William Clarke (c. 1755-1820) (musical editor for Volume VI of the 'Scots Musical Museum')
Stephen Clarke (c. 1735-97) (musical editor)
James Johnson (c. 1750-1811) (printer / publisher / engraver / editor)
Robert Burns (1759-96) (song collector / composer / editor)
When:
Between 1787 and 1803 (first publication of the 'Scots Musical Museum')
Where:
The National Library of Scotland, Edinburgh
Background:
The 'Scots Musical Museum' is the most important of the numerous eighteenth- and nineteenth-century collections of Scottish song. When the engraver James Johnson started work on the second volume of his collection in 1787, he enlisted Robert Burns as contributor and editor. Burns enthusiastically collected songs from various sources, often expanding or revising them, whilst including much of his own work. The resulting combination of innovation and antiquarianism gives the work a feel of living tradition.
Description:

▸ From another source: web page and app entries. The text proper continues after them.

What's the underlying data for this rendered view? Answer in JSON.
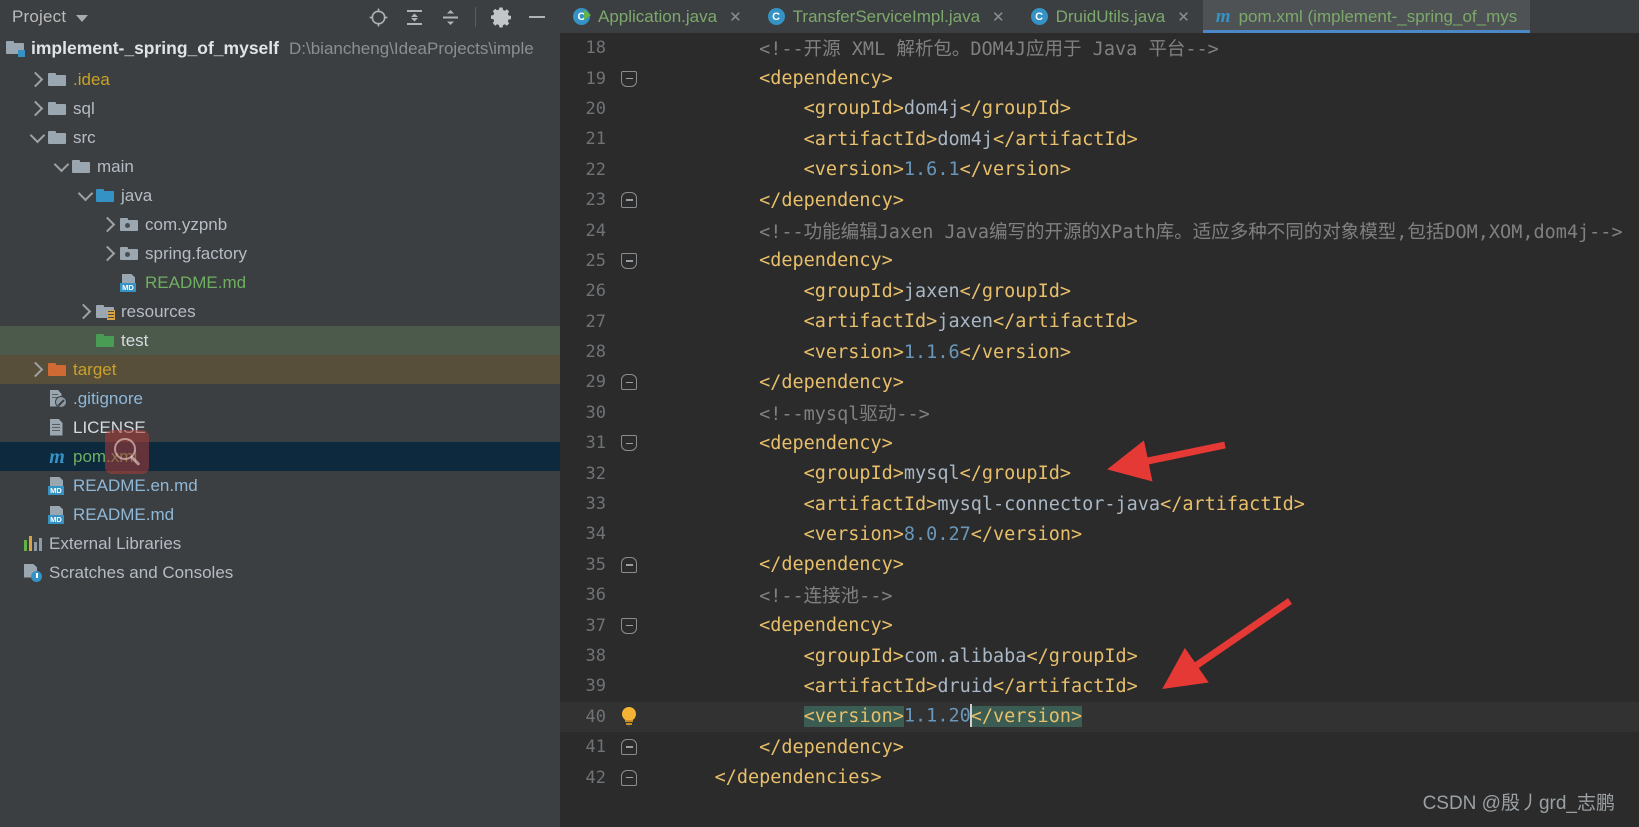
{
  "panel": {
    "title": "Project",
    "icons": [
      "locate-target-icon",
      "expand-all-icon",
      "collapse-all-icon",
      "settings-gear-icon",
      "minimize-icon"
    ],
    "project_name": "implement-_spring_of_myself",
    "project_path": "D:\\biancheng\\IdeaProjects\\imple",
    "tree": [
      {
        "label": ".idea",
        "indent": 1,
        "arrow": "right",
        "icon": "folder-grey-icon",
        "color": "#c9a227",
        "state": "normal"
      },
      {
        "label": "sql",
        "indent": 1,
        "arrow": "right",
        "icon": "folder-grey-icon",
        "color": "#b5bcc4",
        "state": "normal"
      },
      {
        "label": "src",
        "indent": 1,
        "arrow": "down",
        "icon": "folder-grey-icon",
        "color": "#b5bcc4",
        "state": "normal"
      },
      {
        "label": "main",
        "indent": 2,
        "arrow": "down",
        "icon": "folder-grey-icon",
        "color": "#b5bcc4",
        "state": "normal"
      },
      {
        "label": "java",
        "indent": 3,
        "arrow": "down",
        "icon": "folder-blue-icon",
        "color": "#b5bcc4",
        "state": "normal"
      },
      {
        "label": "com.yzpnb",
        "indent": 4,
        "arrow": "right",
        "icon": "package-icon",
        "color": "#b5bcc4",
        "state": "normal"
      },
      {
        "label": "spring.factory",
        "indent": 4,
        "arrow": "right",
        "icon": "package-icon",
        "color": "#b5bcc4",
        "state": "normal"
      },
      {
        "label": "README.md",
        "indent": 4,
        "arrow": "none",
        "icon": "markdown-icon",
        "color": "#6fae61",
        "state": "normal"
      },
      {
        "label": "resources",
        "indent": 3,
        "arrow": "right",
        "icon": "resources-folder-icon",
        "color": "#b5bcc4",
        "state": "normal"
      },
      {
        "label": "test",
        "indent": 3,
        "arrow": "none",
        "icon": "folder-green-icon",
        "color": "#d5dbe0",
        "state": "test"
      },
      {
        "label": "target",
        "indent": 1,
        "arrow": "right",
        "icon": "folder-orange-icon",
        "color": "#c9a227",
        "state": "target"
      },
      {
        "label": ".gitignore",
        "indent": 1,
        "arrow": "none",
        "icon": "gitignore-icon",
        "color": "#8fb8d8",
        "state": "normal"
      },
      {
        "label": "LICENSE",
        "indent": 1,
        "arrow": "none",
        "icon": "document-icon",
        "color": "#d5dbe0",
        "state": "normal"
      },
      {
        "label": "pom.xml",
        "indent": 1,
        "arrow": "none",
        "icon": "maven-m-icon",
        "color": "#6fae61",
        "state": "selected"
      },
      {
        "label": "README.en.md",
        "indent": 1,
        "arrow": "none",
        "icon": "markdown-icon",
        "color": "#8fb8d8",
        "state": "normal"
      },
      {
        "label": "README.md",
        "indent": 1,
        "arrow": "none",
        "icon": "markdown-icon",
        "color": "#8fb8d8",
        "state": "normal"
      },
      {
        "label": "External Libraries",
        "indent": 0,
        "arrow": "none",
        "icon": "libraries-icon",
        "color": "#b5bcc4",
        "state": "normal"
      },
      {
        "label": "Scratches and Consoles",
        "indent": 0,
        "arrow": "none",
        "icon": "scratches-icon",
        "color": "#b5bcc4",
        "state": "normal"
      }
    ]
  },
  "editor": {
    "tabs": [
      {
        "label": "Application.java",
        "icon": "java-class-run-icon",
        "active": false,
        "closable": true
      },
      {
        "label": "TransferServiceImpl.java",
        "icon": "java-class-icon",
        "active": false,
        "closable": true
      },
      {
        "label": "DruidUtils.java",
        "icon": "java-class-icon",
        "active": false,
        "closable": true
      },
      {
        "label": "pom.xml (implement-_spring_of_mys",
        "icon": "maven-m-icon",
        "active": true,
        "closable": false
      }
    ],
    "first_line_number": 18,
    "lines": [
      {
        "n": 18,
        "fold": "none",
        "indent": 2,
        "parts": [
          {
            "t": "comment",
            "s": "<!--开源 XML 解析包。DOM4J应用于 Java 平台-->"
          }
        ]
      },
      {
        "n": 19,
        "fold": "start",
        "indent": 2,
        "parts": [
          {
            "t": "tag",
            "s": "<dependency>"
          }
        ]
      },
      {
        "n": 20,
        "fold": "none",
        "indent": 3,
        "parts": [
          {
            "t": "tag",
            "s": "<groupId>"
          },
          {
            "t": "val",
            "s": "dom4j"
          },
          {
            "t": "tag",
            "s": "</groupId>"
          }
        ]
      },
      {
        "n": 21,
        "fold": "none",
        "indent": 3,
        "parts": [
          {
            "t": "tag",
            "s": "<artifactId>"
          },
          {
            "t": "val",
            "s": "dom4j"
          },
          {
            "t": "tag",
            "s": "</artifactId>"
          }
        ]
      },
      {
        "n": 22,
        "fold": "none",
        "indent": 3,
        "parts": [
          {
            "t": "tag",
            "s": "<version>"
          },
          {
            "t": "num",
            "s": "1.6.1"
          },
          {
            "t": "tag",
            "s": "</version>"
          }
        ]
      },
      {
        "n": 23,
        "fold": "end",
        "indent": 2,
        "parts": [
          {
            "t": "tag",
            "s": "</dependency>"
          }
        ]
      },
      {
        "n": 24,
        "fold": "none",
        "indent": 2,
        "parts": [
          {
            "t": "comment",
            "s": "<!--功能编辑Jaxen Java编写的开源的XPath库。适应多种不同的对象模型,包括DOM,XOM,dom4j-->"
          }
        ]
      },
      {
        "n": 25,
        "fold": "start",
        "indent": 2,
        "parts": [
          {
            "t": "tag",
            "s": "<dependency>"
          }
        ]
      },
      {
        "n": 26,
        "fold": "none",
        "indent": 3,
        "parts": [
          {
            "t": "tag",
            "s": "<groupId>"
          },
          {
            "t": "val",
            "s": "jaxen"
          },
          {
            "t": "tag",
            "s": "</groupId>"
          }
        ]
      },
      {
        "n": 27,
        "fold": "none",
        "indent": 3,
        "parts": [
          {
            "t": "tag",
            "s": "<artifactId>"
          },
          {
            "t": "val",
            "s": "jaxen"
          },
          {
            "t": "tag",
            "s": "</artifactId>"
          }
        ]
      },
      {
        "n": 28,
        "fold": "none",
        "indent": 3,
        "parts": [
          {
            "t": "tag",
            "s": "<version>"
          },
          {
            "t": "num",
            "s": "1.1.6"
          },
          {
            "t": "tag",
            "s": "</version>"
          }
        ]
      },
      {
        "n": 29,
        "fold": "end",
        "indent": 2,
        "parts": [
          {
            "t": "tag",
            "s": "</dependency>"
          }
        ]
      },
      {
        "n": 30,
        "fold": "none",
        "indent": 2,
        "parts": [
          {
            "t": "comment",
            "s": "<!--mysql驱动-->"
          }
        ]
      },
      {
        "n": 31,
        "fold": "start",
        "indent": 2,
        "parts": [
          {
            "t": "tag",
            "s": "<dependency>"
          }
        ]
      },
      {
        "n": 32,
        "fold": "none",
        "indent": 3,
        "parts": [
          {
            "t": "tag",
            "s": "<groupId>"
          },
          {
            "t": "val",
            "s": "mysql"
          },
          {
            "t": "tag",
            "s": "</groupId>"
          }
        ]
      },
      {
        "n": 33,
        "fold": "none",
        "indent": 3,
        "parts": [
          {
            "t": "tag",
            "s": "<artifactId>"
          },
          {
            "t": "val",
            "s": "mysql-connector-java"
          },
          {
            "t": "tag",
            "s": "</artifactId>"
          }
        ]
      },
      {
        "n": 34,
        "fold": "none",
        "indent": 3,
        "parts": [
          {
            "t": "tag",
            "s": "<version>"
          },
          {
            "t": "num",
            "s": "8.0.27"
          },
          {
            "t": "tag",
            "s": "</version>"
          }
        ]
      },
      {
        "n": 35,
        "fold": "end",
        "indent": 2,
        "parts": [
          {
            "t": "tag",
            "s": "</dependency>"
          }
        ]
      },
      {
        "n": 36,
        "fold": "none",
        "indent": 2,
        "parts": [
          {
            "t": "comment",
            "s": "<!--连接池-->"
          }
        ]
      },
      {
        "n": 37,
        "fold": "start",
        "indent": 2,
        "parts": [
          {
            "t": "tag",
            "s": "<dependency>"
          }
        ]
      },
      {
        "n": 38,
        "fold": "none",
        "indent": 3,
        "parts": [
          {
            "t": "tag",
            "s": "<groupId>"
          },
          {
            "t": "val",
            "s": "com.alibaba"
          },
          {
            "t": "tag",
            "s": "</groupId>"
          }
        ]
      },
      {
        "n": 39,
        "fold": "none",
        "indent": 3,
        "parts": [
          {
            "t": "tag",
            "s": "<artifactId>"
          },
          {
            "t": "val",
            "s": "druid"
          },
          {
            "t": "tag",
            "s": "</artifactId>"
          }
        ]
      },
      {
        "n": 40,
        "fold": "bulb",
        "indent": 3,
        "current": true,
        "parts": [
          {
            "t": "sel-tag",
            "s": "<version>"
          },
          {
            "t": "num",
            "s": "1.1.20"
          },
          {
            "t": "caret",
            "s": ""
          },
          {
            "t": "sel-tag",
            "s": "</version>"
          }
        ]
      },
      {
        "n": 41,
        "fold": "end",
        "indent": 2,
        "parts": [
          {
            "t": "tag",
            "s": "</dependency>"
          }
        ]
      },
      {
        "n": 42,
        "fold": "end",
        "indent": 1,
        "parts": [
          {
            "t": "tag",
            "s": "</dependencies>"
          }
        ]
      }
    ],
    "annotations": [
      {
        "name": "arrow-pointing-to-mysql-groupid",
        "color": "#e53935"
      },
      {
        "name": "arrow-pointing-to-druid-version",
        "color": "#e53935"
      }
    ]
  },
  "watermark": "CSDN @殷丿grd_志鹏",
  "colors": {
    "panel_bg": "#3c3f41",
    "editor_bg": "#2b2b2b",
    "tab_active_bg": "#4e5254",
    "tab_underline": "#4a88c7",
    "selection_bg": "#0d293e",
    "tag": "#e8bf6a",
    "value": "#a9b7c6",
    "number": "#6897bb",
    "comment": "#808080",
    "selected_tag_bg": "#3a5c52",
    "test_row_bg": "#4c5a4c",
    "target_row_bg": "#584f3b",
    "arrow_red": "#e53935"
  }
}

Robert Riddell of Glenriddell, a friend of Burns, commented that despite being an excellent song of its type, 'Water Parted from the Sea' should never have been included in the 'Museum'. He goes as far to say that 'it was inserted by a blunder of Johnson'. These comments were written in note form, along with notes and remarks by Burns, in an interleaved copy of the 'Museum' belonging to Riddell. Riddell's main objection was to the English origin of the song. Both Burns and Riddell strongly believed that selection for the 'Museum' should be restricted to Scottish material. Whilst Burns managed to persuade Johnson to do just that, it was too late for the first volume which had already gone to press by the time Burns became involved.